| TO DO |
Go through the entries one line at a time, and gather every line that has the word "refs".

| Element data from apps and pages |
* * * * * * *

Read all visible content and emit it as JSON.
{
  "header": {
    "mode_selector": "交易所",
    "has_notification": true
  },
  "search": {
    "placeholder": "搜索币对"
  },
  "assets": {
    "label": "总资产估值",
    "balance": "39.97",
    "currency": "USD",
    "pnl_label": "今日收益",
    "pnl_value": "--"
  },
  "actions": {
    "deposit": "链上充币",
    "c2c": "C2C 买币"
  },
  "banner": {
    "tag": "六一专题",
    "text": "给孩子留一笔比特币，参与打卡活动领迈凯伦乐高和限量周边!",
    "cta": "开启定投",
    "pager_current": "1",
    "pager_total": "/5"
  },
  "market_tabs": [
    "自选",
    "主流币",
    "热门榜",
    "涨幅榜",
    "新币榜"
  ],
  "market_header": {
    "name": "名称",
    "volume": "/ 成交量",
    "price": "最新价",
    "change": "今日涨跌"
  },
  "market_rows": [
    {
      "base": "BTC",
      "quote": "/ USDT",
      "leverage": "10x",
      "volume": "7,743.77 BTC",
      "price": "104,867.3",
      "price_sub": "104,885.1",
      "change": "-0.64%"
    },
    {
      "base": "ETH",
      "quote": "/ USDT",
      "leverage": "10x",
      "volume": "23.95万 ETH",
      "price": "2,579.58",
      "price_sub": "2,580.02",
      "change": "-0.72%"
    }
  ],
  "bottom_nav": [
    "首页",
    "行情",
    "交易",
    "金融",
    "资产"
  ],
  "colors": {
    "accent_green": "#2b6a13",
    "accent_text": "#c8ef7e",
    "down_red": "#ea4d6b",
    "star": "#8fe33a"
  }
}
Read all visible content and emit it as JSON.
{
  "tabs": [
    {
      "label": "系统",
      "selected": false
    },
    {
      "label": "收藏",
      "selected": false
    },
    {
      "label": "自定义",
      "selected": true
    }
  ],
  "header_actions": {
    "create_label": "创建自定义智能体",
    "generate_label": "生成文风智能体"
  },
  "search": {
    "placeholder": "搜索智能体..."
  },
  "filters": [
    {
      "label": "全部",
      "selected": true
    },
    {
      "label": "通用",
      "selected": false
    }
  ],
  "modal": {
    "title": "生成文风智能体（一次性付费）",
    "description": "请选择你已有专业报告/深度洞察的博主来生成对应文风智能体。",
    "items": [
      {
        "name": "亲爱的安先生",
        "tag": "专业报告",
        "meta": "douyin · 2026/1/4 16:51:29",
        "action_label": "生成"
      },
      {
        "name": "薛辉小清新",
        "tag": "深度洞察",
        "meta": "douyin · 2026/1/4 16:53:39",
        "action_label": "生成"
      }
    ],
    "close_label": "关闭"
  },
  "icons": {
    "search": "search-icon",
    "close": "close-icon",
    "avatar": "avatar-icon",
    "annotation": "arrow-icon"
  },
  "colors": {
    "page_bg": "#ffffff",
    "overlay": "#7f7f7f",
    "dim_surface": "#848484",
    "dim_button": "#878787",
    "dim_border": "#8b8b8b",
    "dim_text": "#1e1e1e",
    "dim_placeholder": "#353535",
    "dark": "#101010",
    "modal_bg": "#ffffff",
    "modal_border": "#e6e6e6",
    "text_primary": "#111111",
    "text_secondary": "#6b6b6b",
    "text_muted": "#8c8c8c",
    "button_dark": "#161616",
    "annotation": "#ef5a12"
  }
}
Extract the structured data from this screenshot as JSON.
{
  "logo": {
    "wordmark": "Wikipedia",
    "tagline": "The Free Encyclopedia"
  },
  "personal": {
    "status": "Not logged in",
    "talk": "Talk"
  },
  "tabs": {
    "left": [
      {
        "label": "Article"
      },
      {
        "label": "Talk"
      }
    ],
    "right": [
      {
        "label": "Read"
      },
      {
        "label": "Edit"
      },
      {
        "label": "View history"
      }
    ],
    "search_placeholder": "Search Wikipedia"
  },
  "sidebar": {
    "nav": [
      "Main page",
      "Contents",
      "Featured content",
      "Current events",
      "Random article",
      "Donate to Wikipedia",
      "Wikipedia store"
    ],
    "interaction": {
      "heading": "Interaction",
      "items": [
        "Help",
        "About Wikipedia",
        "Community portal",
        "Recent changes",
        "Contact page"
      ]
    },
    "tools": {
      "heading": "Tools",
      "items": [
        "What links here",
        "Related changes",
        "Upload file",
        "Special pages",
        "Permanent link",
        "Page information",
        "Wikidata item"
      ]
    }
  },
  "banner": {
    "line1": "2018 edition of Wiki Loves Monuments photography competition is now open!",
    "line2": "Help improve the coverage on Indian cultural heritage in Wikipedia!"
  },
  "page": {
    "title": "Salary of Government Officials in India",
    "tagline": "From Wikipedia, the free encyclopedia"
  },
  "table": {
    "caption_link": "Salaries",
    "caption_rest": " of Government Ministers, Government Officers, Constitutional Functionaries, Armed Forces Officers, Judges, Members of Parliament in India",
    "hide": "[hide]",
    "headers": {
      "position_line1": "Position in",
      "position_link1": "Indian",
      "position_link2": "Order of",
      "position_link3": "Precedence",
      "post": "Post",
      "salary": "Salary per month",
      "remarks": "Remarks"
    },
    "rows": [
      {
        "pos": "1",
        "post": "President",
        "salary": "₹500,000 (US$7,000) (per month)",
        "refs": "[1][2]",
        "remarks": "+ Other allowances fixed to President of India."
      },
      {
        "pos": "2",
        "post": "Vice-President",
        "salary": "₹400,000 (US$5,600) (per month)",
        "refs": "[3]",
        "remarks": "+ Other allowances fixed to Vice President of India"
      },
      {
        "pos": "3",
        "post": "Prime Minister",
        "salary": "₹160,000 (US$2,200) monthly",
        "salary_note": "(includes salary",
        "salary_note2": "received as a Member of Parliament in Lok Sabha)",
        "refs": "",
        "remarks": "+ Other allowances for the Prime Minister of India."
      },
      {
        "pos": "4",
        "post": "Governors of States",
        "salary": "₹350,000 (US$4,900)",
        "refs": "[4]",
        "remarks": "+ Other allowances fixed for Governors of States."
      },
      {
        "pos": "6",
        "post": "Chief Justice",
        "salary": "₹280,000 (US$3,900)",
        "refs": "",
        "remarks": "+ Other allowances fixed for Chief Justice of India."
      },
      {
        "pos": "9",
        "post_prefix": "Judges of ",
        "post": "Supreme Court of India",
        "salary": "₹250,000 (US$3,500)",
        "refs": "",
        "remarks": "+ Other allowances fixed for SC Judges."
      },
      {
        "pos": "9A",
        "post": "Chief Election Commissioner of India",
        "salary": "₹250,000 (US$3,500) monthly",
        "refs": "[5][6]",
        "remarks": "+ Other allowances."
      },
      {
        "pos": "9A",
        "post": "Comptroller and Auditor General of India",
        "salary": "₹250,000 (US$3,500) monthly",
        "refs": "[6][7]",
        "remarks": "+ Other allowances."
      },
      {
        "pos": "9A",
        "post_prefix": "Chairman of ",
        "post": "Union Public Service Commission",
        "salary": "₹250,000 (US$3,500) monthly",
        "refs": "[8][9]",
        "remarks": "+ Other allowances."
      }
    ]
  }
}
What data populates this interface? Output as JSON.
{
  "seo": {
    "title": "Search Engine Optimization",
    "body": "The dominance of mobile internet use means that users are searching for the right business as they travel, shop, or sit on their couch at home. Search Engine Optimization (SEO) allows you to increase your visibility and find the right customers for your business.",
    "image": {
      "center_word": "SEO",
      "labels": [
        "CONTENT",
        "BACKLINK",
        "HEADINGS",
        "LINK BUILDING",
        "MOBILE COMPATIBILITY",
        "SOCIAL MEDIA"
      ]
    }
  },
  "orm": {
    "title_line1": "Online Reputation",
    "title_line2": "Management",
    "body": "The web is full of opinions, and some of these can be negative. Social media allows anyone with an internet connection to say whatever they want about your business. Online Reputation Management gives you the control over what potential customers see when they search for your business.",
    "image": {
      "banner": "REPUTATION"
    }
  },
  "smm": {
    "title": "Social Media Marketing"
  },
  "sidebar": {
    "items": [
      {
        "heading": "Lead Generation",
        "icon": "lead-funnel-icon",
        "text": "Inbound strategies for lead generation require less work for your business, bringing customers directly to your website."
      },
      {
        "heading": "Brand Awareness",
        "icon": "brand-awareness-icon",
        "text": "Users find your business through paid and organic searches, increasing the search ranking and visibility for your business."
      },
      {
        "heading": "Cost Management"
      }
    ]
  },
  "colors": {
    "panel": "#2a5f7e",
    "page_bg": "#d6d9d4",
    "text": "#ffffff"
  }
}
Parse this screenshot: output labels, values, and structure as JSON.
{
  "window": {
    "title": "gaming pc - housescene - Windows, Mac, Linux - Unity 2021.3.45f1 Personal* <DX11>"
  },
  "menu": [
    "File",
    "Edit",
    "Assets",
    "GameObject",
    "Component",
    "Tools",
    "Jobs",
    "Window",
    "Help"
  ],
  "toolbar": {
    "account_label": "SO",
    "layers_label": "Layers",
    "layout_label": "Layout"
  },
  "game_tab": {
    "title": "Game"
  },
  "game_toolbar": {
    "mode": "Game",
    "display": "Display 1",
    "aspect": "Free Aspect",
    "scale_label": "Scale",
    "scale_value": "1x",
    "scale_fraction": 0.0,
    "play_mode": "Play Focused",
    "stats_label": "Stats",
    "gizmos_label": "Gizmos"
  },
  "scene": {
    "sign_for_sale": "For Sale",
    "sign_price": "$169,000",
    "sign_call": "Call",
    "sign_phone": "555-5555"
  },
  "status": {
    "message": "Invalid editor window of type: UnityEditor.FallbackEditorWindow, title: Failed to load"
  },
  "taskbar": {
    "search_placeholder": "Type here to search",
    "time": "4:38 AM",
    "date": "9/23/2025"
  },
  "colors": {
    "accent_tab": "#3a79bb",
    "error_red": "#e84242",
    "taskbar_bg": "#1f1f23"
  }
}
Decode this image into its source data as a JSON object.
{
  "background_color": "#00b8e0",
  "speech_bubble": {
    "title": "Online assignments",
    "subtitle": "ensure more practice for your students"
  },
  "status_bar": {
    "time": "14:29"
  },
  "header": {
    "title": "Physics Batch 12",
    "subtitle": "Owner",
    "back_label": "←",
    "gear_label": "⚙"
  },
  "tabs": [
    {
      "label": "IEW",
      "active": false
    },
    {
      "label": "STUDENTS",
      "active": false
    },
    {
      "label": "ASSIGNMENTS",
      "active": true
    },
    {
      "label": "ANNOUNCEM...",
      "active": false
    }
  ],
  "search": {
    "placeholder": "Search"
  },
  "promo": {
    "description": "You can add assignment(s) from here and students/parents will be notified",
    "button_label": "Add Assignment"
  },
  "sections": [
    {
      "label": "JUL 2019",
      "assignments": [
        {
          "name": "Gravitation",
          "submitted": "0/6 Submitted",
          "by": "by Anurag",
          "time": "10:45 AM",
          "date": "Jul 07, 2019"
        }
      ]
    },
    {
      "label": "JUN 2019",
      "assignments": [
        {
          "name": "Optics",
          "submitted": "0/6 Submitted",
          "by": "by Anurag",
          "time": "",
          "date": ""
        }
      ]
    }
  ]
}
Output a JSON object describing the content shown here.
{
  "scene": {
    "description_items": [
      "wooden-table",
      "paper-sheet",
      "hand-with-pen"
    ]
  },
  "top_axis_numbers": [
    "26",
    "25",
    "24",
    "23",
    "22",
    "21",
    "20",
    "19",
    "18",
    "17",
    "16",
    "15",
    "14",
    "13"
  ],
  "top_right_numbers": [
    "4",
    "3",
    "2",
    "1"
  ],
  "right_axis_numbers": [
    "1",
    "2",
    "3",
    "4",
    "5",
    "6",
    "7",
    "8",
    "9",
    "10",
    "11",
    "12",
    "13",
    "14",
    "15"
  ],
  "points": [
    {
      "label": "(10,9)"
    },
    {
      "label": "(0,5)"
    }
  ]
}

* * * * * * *

| WRITTEN RESPONSE |
        "refs": "[1][2]",
        "refs": "[3]",
        "refs": "",
        "refs": "[4]",
        "refs": "",
        "refs": "",
        "refs": "[5][6]",
        "refs": "[6][7]",
        "refs": "[8][9]",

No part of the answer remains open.